Radioactive Materials Transportation

 

 

Devalued, shutdown nuclear plants leave tax hole — and tough questions for lawmakers

by Katelyn Tye ~ November 2017 ~ Stateline Midwest »
In Midwestern communities that host nuclear power plants, the utilities generate more than just electricity. The Nuclear Energy Institute estimates that, on average, a nuclear power plant pays almost $16 million in state and local taxes each year. More »

 

 

Do any states in the Midwest have bans on the construction of new nuclear power plants?
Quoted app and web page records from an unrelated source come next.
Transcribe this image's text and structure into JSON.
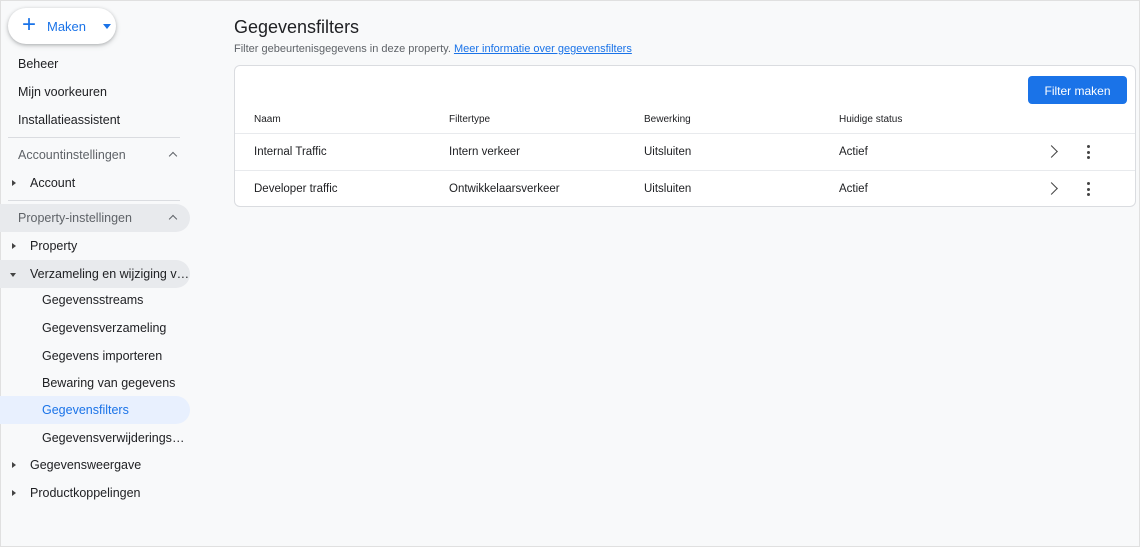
{
  "sidebar": {
    "create_button": {
      "label": "Maken"
    },
    "top_items": [
      {
        "label": "Beheer"
      },
      {
        "label": "Mijn voorkeuren"
      },
      {
        "label": "Installatieassistent"
      }
    ],
    "account_section": {
      "label": "Accountinstellingen",
      "items": [
        {
          "label": "Account"
        }
      ]
    },
    "property_section": {
      "label": "Property-instellingen",
      "property_item": {
        "label": "Property"
      },
      "collection": {
        "label": "Verzameling en wijziging van gegevens",
        "children": [
          {
            "label": "Gegevensstreams"
          },
          {
            "label": "Gegevensverzameling"
          },
          {
            "label": "Gegevens importeren"
          },
          {
            "label": "Bewaring van gegevens"
          },
          {
            "label": "Gegevensfilters",
            "active": true
          },
          {
            "label": "Gegevensverwijderingsverzoeken"
          }
        ]
      },
      "more_items": [
        {
          "label": "Gegevensweergave"
        },
        {
          "label": "Productkoppelingen"
        }
      ]
    }
  },
  "main": {
    "title": "Gegevensfilters",
    "subtitle": "Filter gebeurtenisgegevens in deze property.",
    "subtitle_link": "Meer informatie over gegevensfilters",
    "create_filter_label": "Filter maken",
    "table": {
      "headers": [
        "Naam",
        "Filtertype",
        "Bewerking",
        "Huidige status"
      ],
      "rows": [
        {
          "name": "Internal Traffic",
          "type": "Intern verkeer",
          "operation": "Uitsluiten",
          "status": "Actief"
        },
        {
          "name": "Developer traffic",
          "type": "Ontwikkelaarsverkeer",
          "operation": "Uitsluiten",
          "status": "Actief"
        }
      ]
    }
  },
  "colors": {
    "accent": "#1a73e8",
    "active_bg": "#e8f0fe",
    "shaded_bg": "#e8eaed",
    "page_bg": "#f8f9fa"
  },
  "icons": [
    "plus-icon",
    "caret-down-icon",
    "chevron-up-icon",
    "triangle-right-icon",
    "triangle-down-icon",
    "chevron-right-icon",
    "more-vert-icon"
  ]
}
by Tim Anderson ~ October 2015 ~ Question of the Month »
Minnesota is the only U.S. state with an outright ban on construction of new nuclear power facilities. The state’s prohibition dates back to legislative actions taken in 1994 amid concerns and legal disputes about how and where to store the high-level radioactive waste from these plants. Minnesota has had two such facilities in operation since the early 1970s (Prairie Island, which has two units, and Monticello). More »

 

U.S. announces two-pronged plan for storage of ‘defense-only,’ commercial nuclear waste

by Katelyn Tye ~ May 2015 ~ Stateline Midwest »
For decades, the federal government’s plan for nuclear waste — both from production of nuclear weapons and from commercial nuclear reactors — has been to store all of it at a single, permanent geologic repository. But in March, the Obama administration announced a significant shift in that policy strategy. The U.S. Department of Energy now plans “to move forward with the planning for a consent-based, defense-only repository for some of the DOE-managed high-level wastes,” Energy Secretary Ernest Moniz said. More »

 

Legislators voice concerns about Ontario proposal to store nuclear waste near Lake Huron

by Lisa Janairo ~ November 2013 ~ Stateline Midwest »
Ontario Power Generation is planning to build a deep geologic repository less than a mile from Lake Huron in order to store its nuclear waste. The repository, if licensed, could open by 2018. It would be the first permanent disposal facility for radioactive waste to operate in the Great Lakes basin. More »